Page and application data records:

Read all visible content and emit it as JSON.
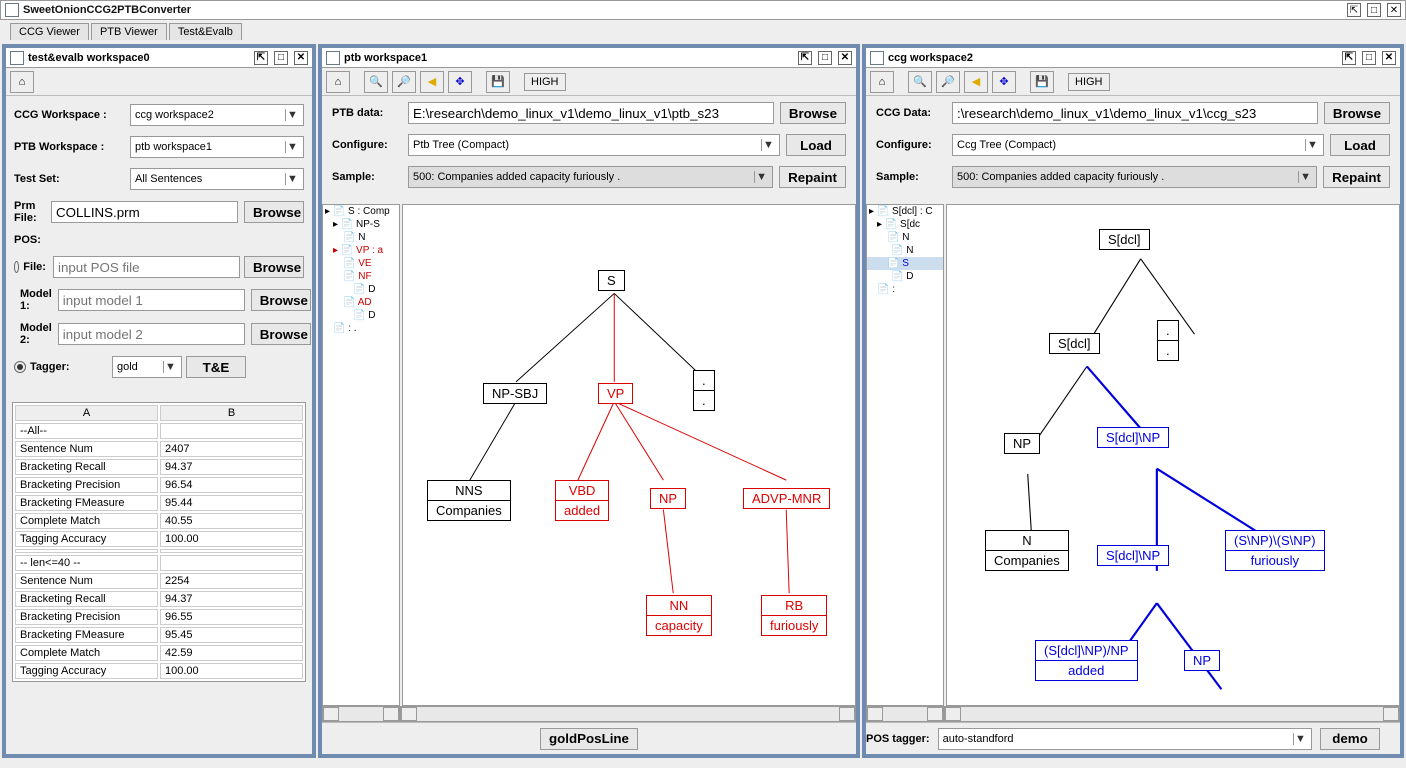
{
  "app": {
    "title": "SweetOnionCCG2PTBConverter",
    "tabs": [
      "CCG Viewer",
      "PTB Viewer",
      "Test&Evalb"
    ]
  },
  "left": {
    "title": "test&evalb workspace0",
    "ccg_ws_label": "CCG Workspace :",
    "ccg_ws_value": "ccg workspace2",
    "ptb_ws_label": "PTB Workspace :",
    "ptb_ws_value": "ptb workspace1",
    "testset_label": "Test Set:",
    "testset_value": "All Sentences",
    "prm_label": "Prm File:",
    "prm_value": "COLLINS.prm",
    "browse": "Browse",
    "pos_label": "POS:",
    "file_label": "File:",
    "file_placeholder": "input POS file",
    "model1_label": "Model 1:",
    "model1_placeholder": "input model 1",
    "model2_label": "Model 2:",
    "model2_placeholder": "input model 2",
    "tagger_label": "Tagger:",
    "tagger_value": "gold",
    "te_btn": "T&E",
    "stats": {
      "hdrA": "A",
      "hdrB": "B",
      "all_rows": [
        [
          "--All--",
          ""
        ],
        [
          "Sentence Num",
          "2407"
        ],
        [
          "Bracketing Recall",
          "94.37"
        ],
        [
          "Bracketing Precision",
          "96.54"
        ],
        [
          "Bracketing FMeasure",
          "95.44"
        ],
        [
          "Complete Match",
          "40.55"
        ],
        [
          "Tagging Accuracy",
          "100.00"
        ],
        [
          "",
          ""
        ],
        [
          "-- len<=40 --",
          ""
        ],
        [
          "Sentence Num",
          "2254"
        ],
        [
          "Bracketing Recall",
          "94.37"
        ],
        [
          "Bracketing Precision",
          "96.55"
        ],
        [
          "Bracketing FMeasure",
          "95.45"
        ],
        [
          "Complete Match",
          "42.59"
        ],
        [
          "Tagging Accuracy",
          "100.00"
        ]
      ]
    }
  },
  "ptb": {
    "title": "ptb workspace1",
    "data_label": "PTB data:",
    "data_value": "E:\\research\\demo_linux_v1\\demo_linux_v1\\ptb_s23",
    "configure_label": "Configure:",
    "configure_value": "Ptb Tree (Compact)",
    "sample_label": "Sample:",
    "sample_value": "500: Companies added capacity furiously .",
    "browse": "Browse",
    "load": "Load",
    "repaint": "Repaint",
    "high": "HIGH",
    "nav": [
      "S : Comp",
      "NP-S",
      "N",
      "VP : a",
      "VE",
      "NF",
      "D",
      "AD",
      "D",
      ": ."
    ],
    "nodes": {
      "S": "S",
      "NPSBJ": "NP-SBJ",
      "VP": "VP",
      "dot": ".",
      "NNS": "NNS",
      "NNS2": "Companies",
      "VBD": "VBD",
      "VBD2": "added",
      "NP": "NP",
      "ADVP": "ADVP-MNR",
      "NN": "NN",
      "NN2": "capacity",
      "RB": "RB",
      "RB2": "furiously"
    },
    "foot": "goldPosLine"
  },
  "ccg": {
    "title": "ccg workspace2",
    "data_label": "CCG Data:",
    "data_value": ":\\research\\demo_linux_v1\\demo_linux_v1\\ccg_s23",
    "configure_label": "Configure:",
    "configure_value": "Ccg Tree (Compact)",
    "sample_label": "Sample:",
    "sample_value": "500: Companies added capacity furiously .",
    "browse": "Browse",
    "load": "Load",
    "repaint": "Repaint",
    "high": "HIGH",
    "nav": [
      "S[dcl] : C",
      "S[dc",
      "N",
      "N",
      "S",
      "D",
      ":"
    ],
    "nodes": {
      "Sdcl": "S[dcl]",
      "Sdcl2": "S[dcl]",
      "dot": ".",
      "NP": "NP",
      "SdclNP": "S[dcl]\\NP",
      "N": "N",
      "N2": "Companies",
      "SdclNP2": "S[dcl]\\NP",
      "SNPSNP": "(S\\NP)\\(S\\NP)",
      "SNPSNP2": "furiously",
      "SdclNPNP": "(S[dcl]\\NP)/NP",
      "SdclNPNP2": "added",
      "NP2": "NP"
    },
    "pos_tagger_label": "POS tagger:",
    "pos_tagger_value": "auto-standford",
    "demo": "demo"
  }
}
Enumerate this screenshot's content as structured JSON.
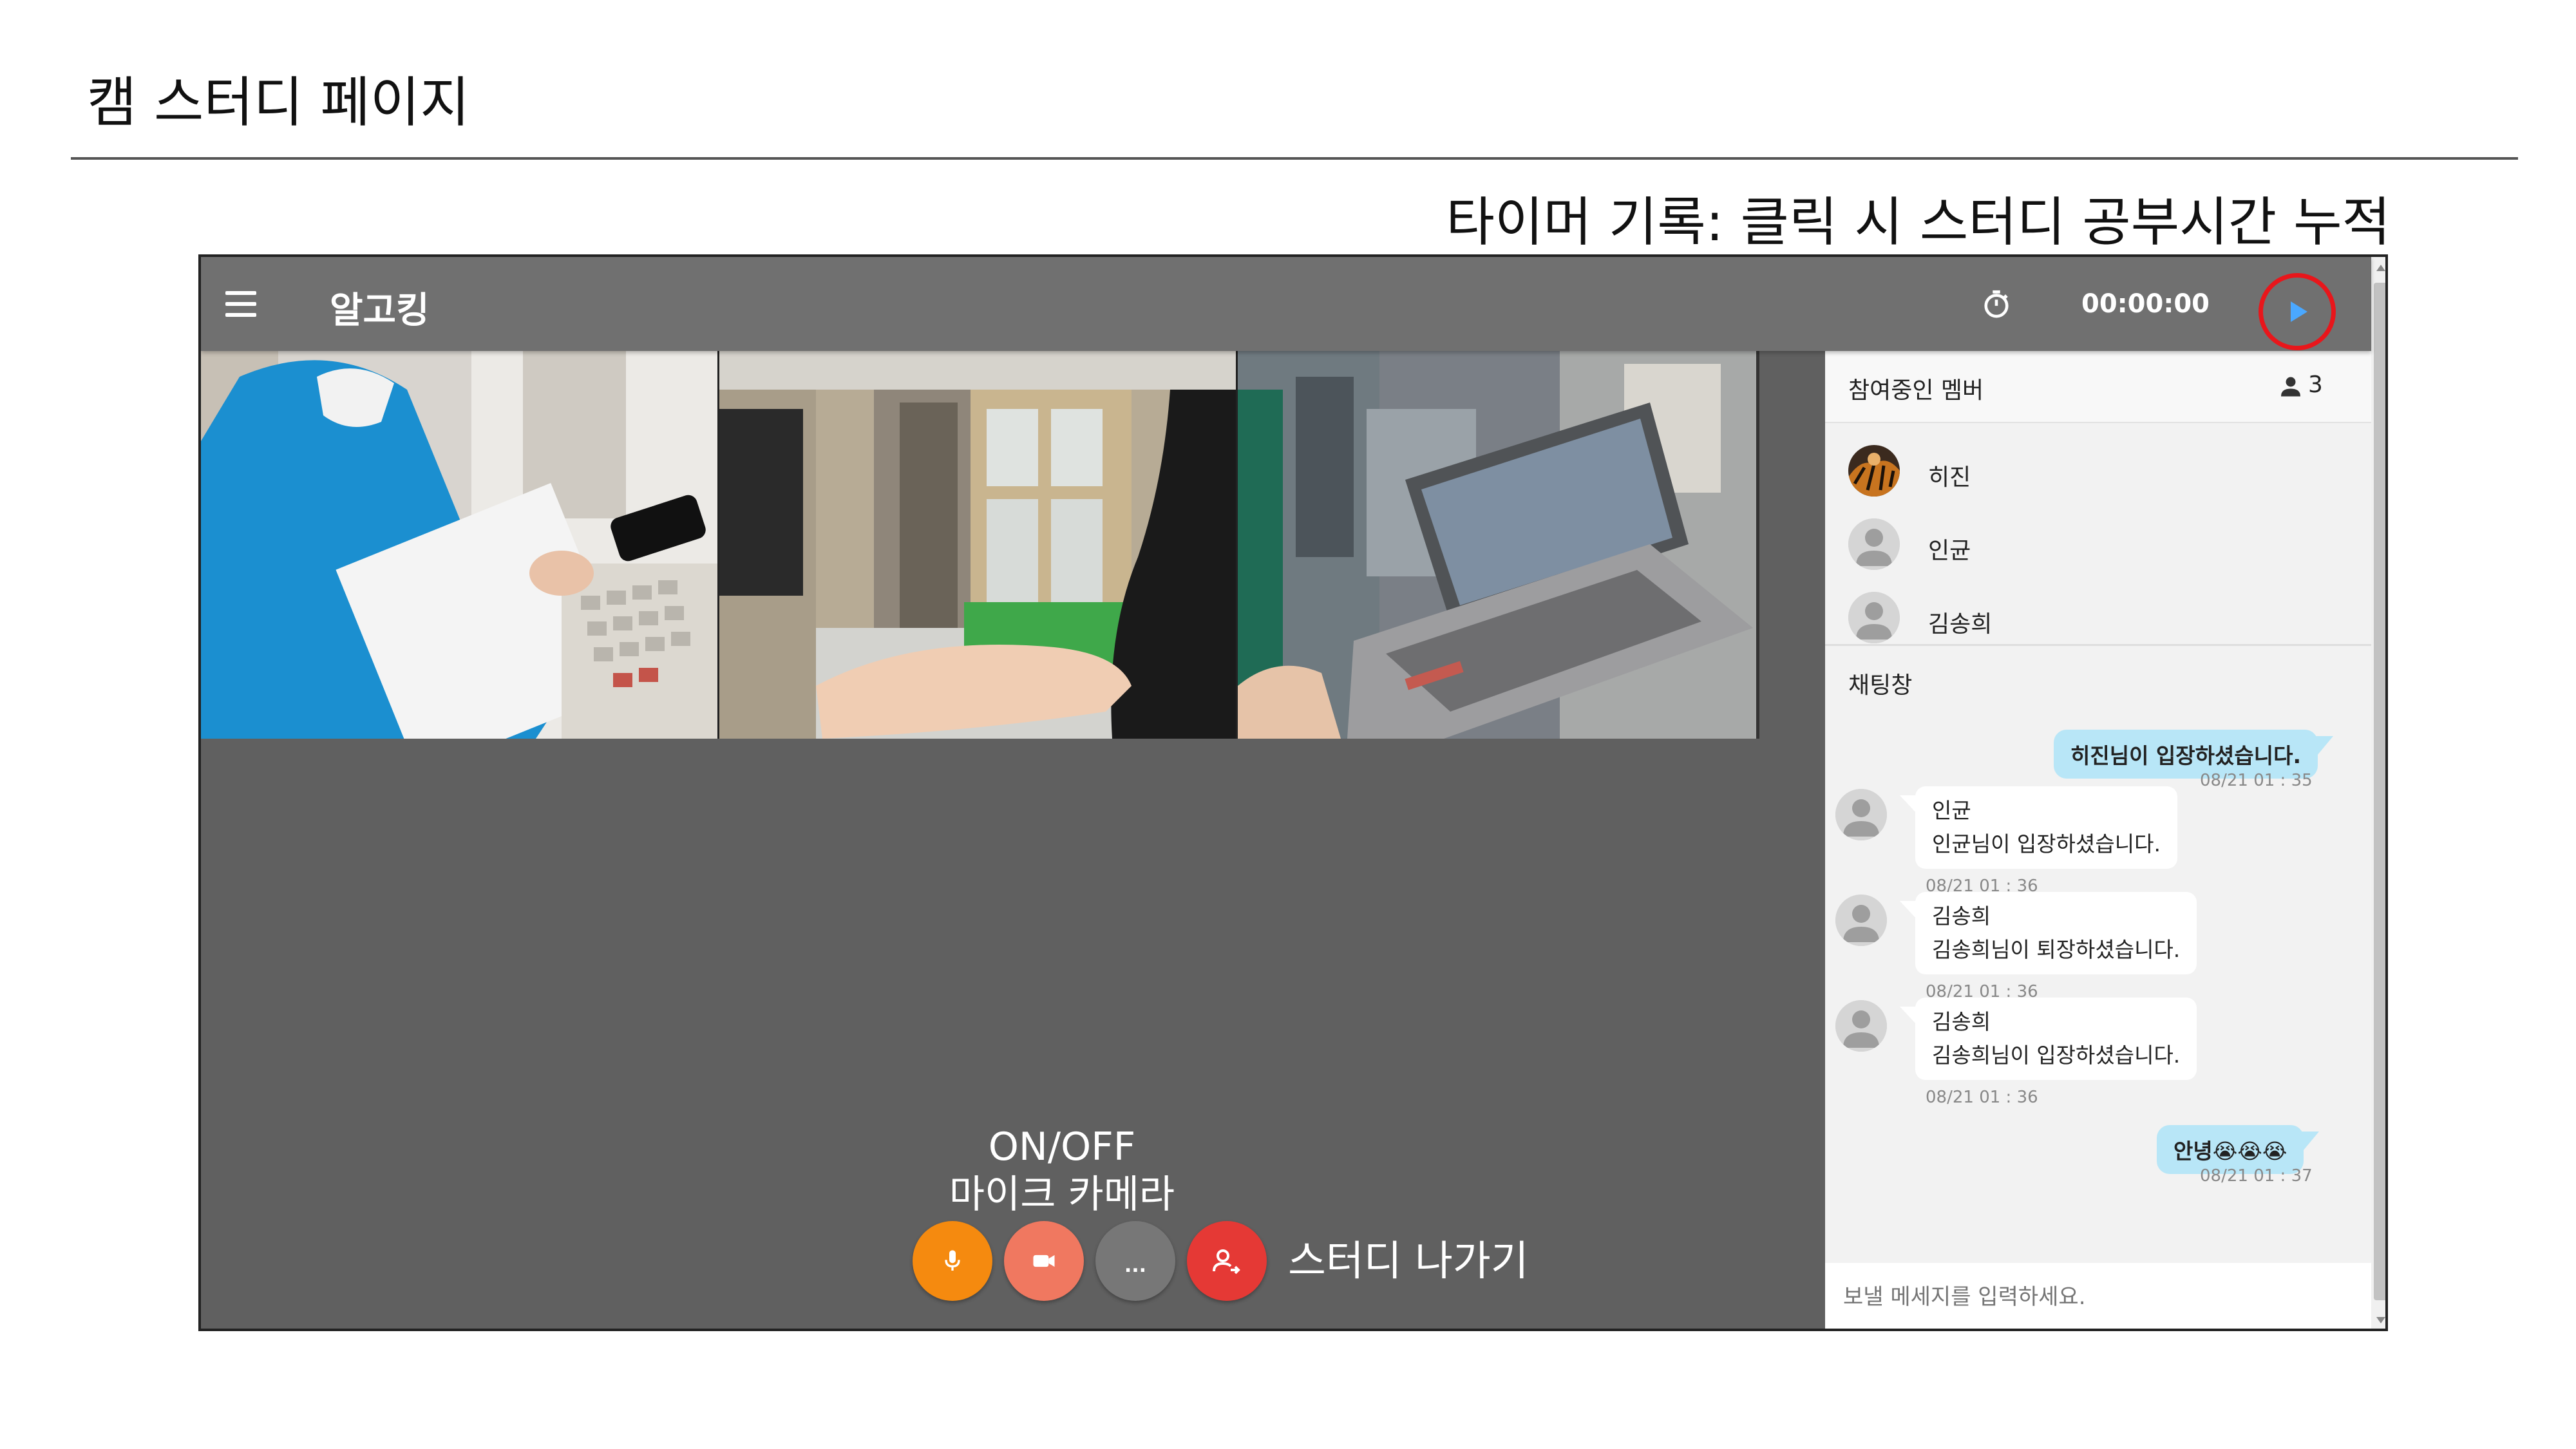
{
  "page": {
    "title": "캠 스터디 페이지",
    "timer_caption": "타이머 기록: 클릭 시 스터디 공부시간 누적"
  },
  "topbar": {
    "app_name": "알고킹",
    "menu_icon": "hamburger-menu-icon",
    "stopwatch_icon": "stopwatch-icon",
    "timer": "00:00:00",
    "play_icon": "play-icon",
    "highlight_color": "#e8161b"
  },
  "video_tiles": [
    {
      "icon": "participant-video-1"
    },
    {
      "icon": "participant-video-2"
    },
    {
      "icon": "participant-video-3"
    }
  ],
  "controls": {
    "onoff_label": "ON/OFF",
    "mic_camera_label": "마이크 카메라",
    "more_label": "...",
    "leave_label": "스터디 나가기",
    "mic_color": "#f58a0f",
    "camera_color": "#f07860",
    "more_color": "#777777",
    "leave_color": "#e53935"
  },
  "members": {
    "title": "참여중인 멤버",
    "count": "3",
    "list": [
      {
        "name": "히진"
      },
      {
        "name": "인균"
      },
      {
        "name": "김송희"
      }
    ]
  },
  "chat": {
    "title": "채팅창",
    "messages": [
      {
        "self": true,
        "text": "히진님이 입장하셨습니다.",
        "time": "08/21 01 : 35"
      },
      {
        "self": false,
        "sender": "인균",
        "text": "인균님이 입장하셨습니다.",
        "time": "08/21 01 : 36"
      },
      {
        "self": false,
        "sender": "김송희",
        "text": "김송희님이 퇴장하셨습니다.",
        "time": "08/21 01 : 36"
      },
      {
        "self": false,
        "sender": "김송희",
        "text": "김송희님이 입장하셨습니다.",
        "time": "08/21 01 : 36"
      },
      {
        "self": true,
        "text": "안녕😭😭😭",
        "time": "08/21 01 : 37"
      }
    ],
    "input_placeholder": "보낼 메세지를 입력하세요."
  }
}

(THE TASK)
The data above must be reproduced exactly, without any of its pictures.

(RESULT)
Read all visible content and emit it as JSON.
{
  "app": {
    "title": "SweetOnionCCG2PTBConverter",
    "tabs": [
      "CCG Viewer",
      "PTB Viewer",
      "Test&Evalb"
    ]
  },
  "left": {
    "title": "test&evalb workspace0",
    "ccg_ws_label": "CCG Workspace :",
    "ccg_ws_value": "ccg workspace2",
    "ptb_ws_label": "PTB Workspace :",
    "ptb_ws_value": "ptb workspace1",
    "testset_label": "Test Set:",
    "testset_value": "All Sentences",
    "prm_label": "Prm File:",
    "prm_value": "COLLINS.prm",
    "browse": "Browse",
    "pos_label": "POS:",
    "file_label": "File:",
    "file_placeholder": "input POS file",
    "model1_label": "Model 1:",
    "model1_placeholder": "input model 1",
    "model2_label": "Model 2:",
    "model2_placeholder": "input model 2",
    "tagger_label": "Tagger:",
    "tagger_value": "gold",
    "te_btn": "T&E",
    "stats": {
      "hdrA": "A",
      "hdrB": "B",
      "all_rows": [
        [
          "--All--",
          ""
        ],
        [
          "Sentence Num",
          "2407"
        ],
        [
          "Bracketing Recall",
          "94.37"
        ],
        [
          "Bracketing Precision",
          "96.54"
        ],
        [
          "Bracketing FMeasure",
          "95.44"
        ],
        [
          "Complete Match",
          "40.55"
        ],
        [
          "Tagging Accuracy",
          "100.00"
        ],
        [
          "",
          ""
        ],
        [
          "-- len<=40 --",
          ""
        ],
        [
          "Sentence Num",
          "2254"
        ],
        [
          "Bracketing Recall",
          "94.37"
        ],
        [
          "Bracketing Precision",
          "96.55"
        ],
        [
          "Bracketing FMeasure",
          "95.45"
        ],
        [
          "Complete Match",
          "42.59"
        ],
        [
          "Tagging Accuracy",
          "100.00"
        ]
      ]
    }
  },
  "ptb": {
    "title": "ptb workspace1",
    "data_label": "PTB data:",
    "data_value": "E:\\research\\demo_linux_v1\\demo_linux_v1\\ptb_s23",
    "configure_label": "Configure:",
    "configure_value": "Ptb Tree (Compact)",
    "sample_label": "Sample:",
    "sample_value": "500: Companies added capacity furiously .",
    "browse": "Browse",
    "load": "Load",
    "repaint": "Repaint",
    "high": "HIGH",
    "nav": [
      "S : Comp",
      "NP-S",
      "N",
      "VP : a",
      "VE",
      "NF",
      "D",
      "AD",
      "D",
      ": ."
    ],
    "nodes": {
      "S": "S",
      "NPSBJ": "NP-SBJ",
      "VP": "VP",
      "dot": ".",
      "NNS": "NNS",
      "NNS2": "Companies",
      "VBD": "VBD",
      "VBD2": "added",
      "NP": "NP",
      "ADVP": "ADVP-MNR",
      "NN": "NN",
      "NN2": "capacity",
      "RB": "RB",
      "RB2": "furiously"
    },
    "foot": "goldPosLine"
  },
  "ccg": {
    "title": "ccg workspace2",
    "data_label": "CCG Data:",
    "data_value": ":\\research\\demo_linux_v1\\demo_linux_v1\\ccg_s23",
    "configure_label": "Configure:",
    "configure_value": "Ccg Tree (Compact)",
    "sample_label": "Sample:",
    "sample_value": "500: Companies added capacity furiously .",
    "browse": "Browse",
    "load": "Load",
    "repaint": "Repaint",
    "high": "HIGH",
    "nav": [
      "S[dcl] : C",
      "S[dc",
      "N",
      "N",
      "S",
      "D",
      ":"
    ],
    "nodes": {
      "Sdcl": "S[dcl]",
      "Sdcl2": "S[dcl]",
      "dot": ".",
      "NP": "NP",
      "SdclNP": "S[dcl]\\NP",
      "N": "N",
      "N2": "Companies",
      "SdclNP2": "S[dcl]\\NP",
      "SNPSNP": "(S\\NP)\\(S\\NP)",
      "SNPSNP2": "furiously",
      "SdclNPNP": "(S[dcl]\\NP)/NP",
      "SdclNPNP2": "added",
      "NP2": "NP"
    },
    "pos_tagger_label": "POS tagger:",
    "pos_tagger_value": "auto-standford",
    "demo": "demo"
  }
}
Enumerate this screenshot's content as structured JSON.
{
  "page": {
    "title": "캠 스터디 페이지",
    "timer_caption": "타이머 기록: 클릭 시 스터디 공부시간 누적"
  },
  "topbar": {
    "app_name": "알고킹",
    "menu_icon": "hamburger-menu-icon",
    "stopwatch_icon": "stopwatch-icon",
    "timer": "00:00:00",
    "play_icon": "play-icon",
    "highlight_color": "#e8161b"
  },
  "video_tiles": [
    {
      "icon": "participant-video-1"
    },
    {
      "icon": "participant-video-2"
    },
    {
      "icon": "participant-video-3"
    }
  ],
  "controls": {
    "onoff_label": "ON/OFF",
    "mic_camera_label": "마이크 카메라",
    "more_label": "...",
    "leave_label": "스터디 나가기",
    "mic_color": "#f58a0f",
    "camera_color": "#f07860",
    "more_color": "#777777",
    "leave_color": "#e53935"
  },
  "members": {
    "title": "참여중인 멤버",
    "count": "3",
    "list": [
      {
        "name": "히진"
      },
      {
        "name": "인균"
      },
      {
        "name": "김송희"
      }
    ]
  },
  "chat": {
    "title": "채팅창",
    "messages": [
      {
        "self": true,
        "text": "히진님이 입장하셨습니다.",
        "time": "08/21 01 : 35"
      },
      {
        "self": false,
        "sender": "인균",
        "text": "인균님이 입장하셨습니다.",
        "time": "08/21 01 : 36"
      },
      {
        "self": false,
        "sender": "김송희",
        "text": "김송희님이 퇴장하셨습니다.",
        "time": "08/21 01 : 36"
      },
      {
        "self": false,
        "sender": "김송희",
        "text": "김송희님이 입장하셨습니다.",
        "time": "08/21 01 : 36"
      },
      {
        "self": true,
        "text": "안녕😭😭😭",
        "time": "08/21 01 : 37"
      }
    ],
    "input_placeholder": "보낼 메세지를 입력하세요."
  }
}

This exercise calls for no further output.